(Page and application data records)
=-=-=
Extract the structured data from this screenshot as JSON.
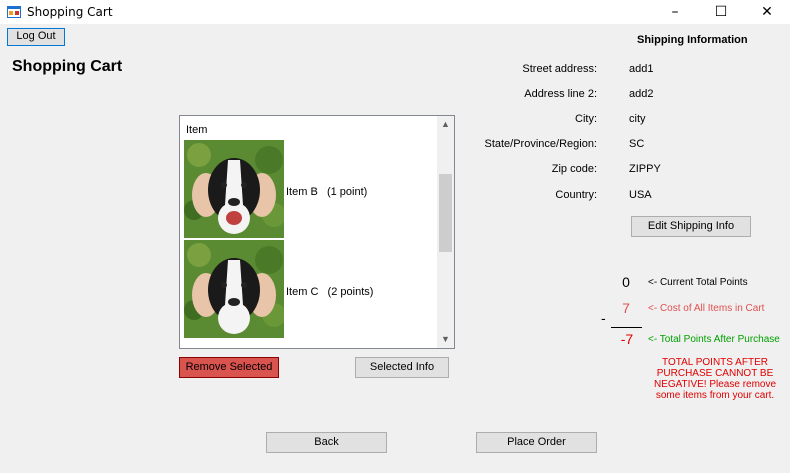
{
  "window": {
    "title": "Shopping Cart",
    "minimize": "–",
    "maximize": "☐",
    "close": "✕"
  },
  "toolbar": {
    "logout_label": "Log Out"
  },
  "page": {
    "heading": "Shopping Cart"
  },
  "shipping": {
    "heading": "Shipping Information",
    "fields": [
      {
        "label": "Street address:",
        "value": "add1"
      },
      {
        "label": "Address line 2:",
        "value": "add2"
      },
      {
        "label": "City:",
        "value": "city"
      },
      {
        "label": "State/Province/Region:",
        "value": "SC"
      },
      {
        "label": "Zip code:",
        "value": "ZIPPY"
      },
      {
        "label": "Country:",
        "value": "USA"
      }
    ],
    "edit_label": "Edit Shipping Info"
  },
  "cart": {
    "header": "Item",
    "items": [
      {
        "text": "Item B   (1 point)",
        "image_icon": "dog-photo"
      },
      {
        "text": "Item C   (2 points)",
        "image_icon": "dog-photo"
      }
    ],
    "remove_label": "Remove Selected",
    "info_label": "Selected Info"
  },
  "points": {
    "current_value": "0",
    "current_label": "<- Current Total Points",
    "cost_value": "7",
    "cost_label": "<- Cost of All Items in Cart",
    "minus_sign": "-",
    "after_value": "-7",
    "after_label": "<- Total Points After Purchase",
    "warning": "TOTAL POINTS AFTER PURCHASE CANNOT BE NEGATIVE! Please remove some items from your cart.",
    "cost_color": "#e05050",
    "after_color": "#e00000",
    "after_label_color": "#00a000"
  },
  "footer": {
    "back_label": "Back",
    "order_label": "Place Order"
  }
}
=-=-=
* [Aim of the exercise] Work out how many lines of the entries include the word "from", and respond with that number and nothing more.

* [Solved problem] 2